The ProntoPro NG TSU7000 you see here may be the direct replacement for the TSU6000, but it shares far more in common with the TSU3000, already the subject of one of our reviews. Although these two remotes are similar, instead of redirecting you to read through sections of a review for a different product, some of what follows has been summarized and updated from that material.
When in doubt, make it black.
The ProntoPro NG’s case is virtual identical as the TSU3000, except that it’s been painted metallic black to exude that high-end professional look. Compared to the TSU6000 the design is quite different, slimmer and sturdier. The TSU7000 measures 3.6” wide, 6.1” long and 1.1” thick (9.2cm by 15.6cm by 2.8cm), compared to the TSU6000’s dimensions of 3.7” by 5.5” by 1.3” (9.4cm by 14.0cm by 3.3cm). The ProntoPro NG weighs 9.0 ounces (255 grams) with the battery pack, or 7.2 ounces (203 grams) without, about 5% heavier than the TSU3000 and identical to the TSU6000.

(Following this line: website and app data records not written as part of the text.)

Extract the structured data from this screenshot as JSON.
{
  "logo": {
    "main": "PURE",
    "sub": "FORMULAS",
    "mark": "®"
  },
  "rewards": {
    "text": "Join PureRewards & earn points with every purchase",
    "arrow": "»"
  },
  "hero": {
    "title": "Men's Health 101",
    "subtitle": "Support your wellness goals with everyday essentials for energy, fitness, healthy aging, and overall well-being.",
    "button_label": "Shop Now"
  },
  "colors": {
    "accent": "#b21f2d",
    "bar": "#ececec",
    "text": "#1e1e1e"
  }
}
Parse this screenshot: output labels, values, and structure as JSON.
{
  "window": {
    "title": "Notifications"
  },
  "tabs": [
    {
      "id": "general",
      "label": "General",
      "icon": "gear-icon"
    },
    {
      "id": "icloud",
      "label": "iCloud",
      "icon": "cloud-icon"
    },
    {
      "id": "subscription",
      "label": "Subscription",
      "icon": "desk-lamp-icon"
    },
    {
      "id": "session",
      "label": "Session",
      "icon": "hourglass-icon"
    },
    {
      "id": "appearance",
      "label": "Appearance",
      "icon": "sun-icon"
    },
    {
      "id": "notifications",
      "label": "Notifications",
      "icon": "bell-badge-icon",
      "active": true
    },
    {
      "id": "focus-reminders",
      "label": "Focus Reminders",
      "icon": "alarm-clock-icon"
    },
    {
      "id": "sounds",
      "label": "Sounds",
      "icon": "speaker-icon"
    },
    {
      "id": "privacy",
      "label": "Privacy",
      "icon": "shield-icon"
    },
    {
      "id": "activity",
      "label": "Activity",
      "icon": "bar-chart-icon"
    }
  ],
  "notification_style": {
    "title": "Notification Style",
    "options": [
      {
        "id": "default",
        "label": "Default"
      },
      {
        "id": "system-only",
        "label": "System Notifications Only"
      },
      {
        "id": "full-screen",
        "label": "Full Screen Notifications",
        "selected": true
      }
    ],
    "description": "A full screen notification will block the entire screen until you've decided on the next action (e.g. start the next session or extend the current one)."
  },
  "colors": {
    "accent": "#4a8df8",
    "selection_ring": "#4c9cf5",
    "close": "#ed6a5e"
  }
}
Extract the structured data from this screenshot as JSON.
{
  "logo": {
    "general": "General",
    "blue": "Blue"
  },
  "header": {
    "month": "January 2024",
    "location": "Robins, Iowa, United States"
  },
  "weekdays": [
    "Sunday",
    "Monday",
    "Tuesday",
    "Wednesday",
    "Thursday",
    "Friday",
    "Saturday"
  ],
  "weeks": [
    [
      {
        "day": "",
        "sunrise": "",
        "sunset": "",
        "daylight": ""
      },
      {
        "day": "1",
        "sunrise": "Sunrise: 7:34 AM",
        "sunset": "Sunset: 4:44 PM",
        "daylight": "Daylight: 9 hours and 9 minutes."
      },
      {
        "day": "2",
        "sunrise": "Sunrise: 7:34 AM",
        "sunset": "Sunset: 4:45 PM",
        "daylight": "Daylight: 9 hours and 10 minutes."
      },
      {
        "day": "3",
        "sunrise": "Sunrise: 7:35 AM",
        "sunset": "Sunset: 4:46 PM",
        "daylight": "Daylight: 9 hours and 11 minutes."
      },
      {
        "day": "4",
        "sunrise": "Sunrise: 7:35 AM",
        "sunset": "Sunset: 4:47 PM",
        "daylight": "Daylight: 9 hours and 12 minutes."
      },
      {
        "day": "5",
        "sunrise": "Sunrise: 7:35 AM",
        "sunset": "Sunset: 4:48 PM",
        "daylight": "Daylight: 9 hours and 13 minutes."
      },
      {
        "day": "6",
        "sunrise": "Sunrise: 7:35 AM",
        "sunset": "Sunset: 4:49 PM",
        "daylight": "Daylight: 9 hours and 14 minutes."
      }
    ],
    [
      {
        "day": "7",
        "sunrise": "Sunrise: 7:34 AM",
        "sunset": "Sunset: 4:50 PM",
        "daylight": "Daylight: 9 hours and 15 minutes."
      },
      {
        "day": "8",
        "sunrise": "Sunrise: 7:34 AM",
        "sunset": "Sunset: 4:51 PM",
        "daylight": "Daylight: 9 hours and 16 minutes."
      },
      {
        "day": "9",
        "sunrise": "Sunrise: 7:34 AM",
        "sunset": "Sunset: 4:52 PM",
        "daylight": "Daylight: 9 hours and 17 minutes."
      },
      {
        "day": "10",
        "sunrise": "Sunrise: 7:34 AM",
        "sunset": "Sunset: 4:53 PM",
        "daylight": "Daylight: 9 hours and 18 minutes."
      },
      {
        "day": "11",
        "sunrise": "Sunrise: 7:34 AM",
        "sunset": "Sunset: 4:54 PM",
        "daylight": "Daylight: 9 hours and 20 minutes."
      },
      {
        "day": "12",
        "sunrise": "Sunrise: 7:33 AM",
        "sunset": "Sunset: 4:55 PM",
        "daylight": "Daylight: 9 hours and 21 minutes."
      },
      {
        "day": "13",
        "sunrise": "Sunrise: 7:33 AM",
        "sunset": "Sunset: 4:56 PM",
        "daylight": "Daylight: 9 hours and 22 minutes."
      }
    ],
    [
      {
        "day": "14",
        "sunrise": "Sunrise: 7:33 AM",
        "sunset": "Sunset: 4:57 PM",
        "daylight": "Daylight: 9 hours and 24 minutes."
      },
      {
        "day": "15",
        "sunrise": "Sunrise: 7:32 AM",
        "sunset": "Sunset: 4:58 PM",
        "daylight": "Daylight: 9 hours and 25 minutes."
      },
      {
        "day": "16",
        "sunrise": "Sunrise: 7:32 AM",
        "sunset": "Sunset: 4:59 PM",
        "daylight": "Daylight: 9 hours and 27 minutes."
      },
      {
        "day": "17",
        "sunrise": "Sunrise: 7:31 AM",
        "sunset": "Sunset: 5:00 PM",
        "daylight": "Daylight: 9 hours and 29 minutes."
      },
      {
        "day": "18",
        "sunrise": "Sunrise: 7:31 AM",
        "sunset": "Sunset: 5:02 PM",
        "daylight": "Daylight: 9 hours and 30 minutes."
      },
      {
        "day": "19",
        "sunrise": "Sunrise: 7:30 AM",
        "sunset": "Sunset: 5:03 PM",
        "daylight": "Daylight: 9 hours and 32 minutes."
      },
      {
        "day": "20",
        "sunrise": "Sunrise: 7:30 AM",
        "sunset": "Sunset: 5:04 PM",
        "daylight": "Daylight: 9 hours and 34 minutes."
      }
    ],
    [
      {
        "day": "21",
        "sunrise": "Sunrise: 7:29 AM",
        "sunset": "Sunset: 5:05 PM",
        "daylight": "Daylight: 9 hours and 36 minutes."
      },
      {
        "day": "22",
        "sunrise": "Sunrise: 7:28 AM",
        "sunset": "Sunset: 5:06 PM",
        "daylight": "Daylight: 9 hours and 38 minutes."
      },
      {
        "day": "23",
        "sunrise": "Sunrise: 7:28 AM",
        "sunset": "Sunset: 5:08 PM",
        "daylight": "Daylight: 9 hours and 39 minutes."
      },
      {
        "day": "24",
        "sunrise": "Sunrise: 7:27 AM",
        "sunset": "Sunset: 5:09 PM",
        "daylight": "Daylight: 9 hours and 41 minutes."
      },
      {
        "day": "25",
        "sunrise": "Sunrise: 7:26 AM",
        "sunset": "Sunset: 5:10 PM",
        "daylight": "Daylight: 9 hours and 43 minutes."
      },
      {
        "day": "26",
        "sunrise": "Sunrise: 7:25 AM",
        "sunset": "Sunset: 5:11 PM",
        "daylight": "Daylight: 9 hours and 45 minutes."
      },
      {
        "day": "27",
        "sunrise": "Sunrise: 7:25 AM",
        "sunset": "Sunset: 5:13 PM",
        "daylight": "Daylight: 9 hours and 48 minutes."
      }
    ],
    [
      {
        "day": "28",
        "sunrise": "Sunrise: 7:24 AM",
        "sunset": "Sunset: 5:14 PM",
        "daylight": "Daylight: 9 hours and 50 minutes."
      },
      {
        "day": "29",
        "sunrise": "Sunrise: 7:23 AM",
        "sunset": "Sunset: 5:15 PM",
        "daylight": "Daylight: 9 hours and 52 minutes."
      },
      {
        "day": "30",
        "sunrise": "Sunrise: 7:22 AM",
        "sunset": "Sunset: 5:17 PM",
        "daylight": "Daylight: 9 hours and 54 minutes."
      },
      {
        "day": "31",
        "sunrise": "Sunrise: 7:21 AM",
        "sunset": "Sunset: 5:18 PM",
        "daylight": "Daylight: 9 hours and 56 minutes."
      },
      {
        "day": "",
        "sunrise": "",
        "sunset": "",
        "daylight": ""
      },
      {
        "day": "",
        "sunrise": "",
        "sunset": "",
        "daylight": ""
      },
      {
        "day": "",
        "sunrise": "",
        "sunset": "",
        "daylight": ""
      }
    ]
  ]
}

The remote is vaguely rectangular in shape, with softly rounded corners. The bottom third of the unit is curved more than the top, while the vertical sides taper inwards by a half inch creating an easy-to-hold wedge shape. The front and back of the case along with all of the hard buttons are finished in black, with the name “Philips” embossed at the top. A wide dark charcoal grey band coated with a rubbery paint runs around three sides of the remote. A shiny dark grey bezel encircles the LCD touchscreen along with four firm-feeling multi-purpose buttons beneath the screen. The bezel is framed by a thin silver outline that completes the monochromatic theme.
Near the bottom are four slightly softer-feeling hard buttons positioned on the outer corners of a large four-way menu cursor pad. Located along the right edge of the remote are five hard buttons for [Volume Up/Down], [Channel Up/Down] and [Mute]. Additionally, near the top of the remote’s left side are three non-customizable hard buttons: one to activate the display and backlight, plus a toggle for LCD page up and down. The front of the remote is covered by a full-width glossy dark plastic shield, concealing the remote’s four powerful infrared emitters. Inset into the bottom of the shield is another smaller window for the infrared learning eye. Like the TSU3000, the TSU7000 sits flat on a table without any angle, and has two small rubber feet on the back.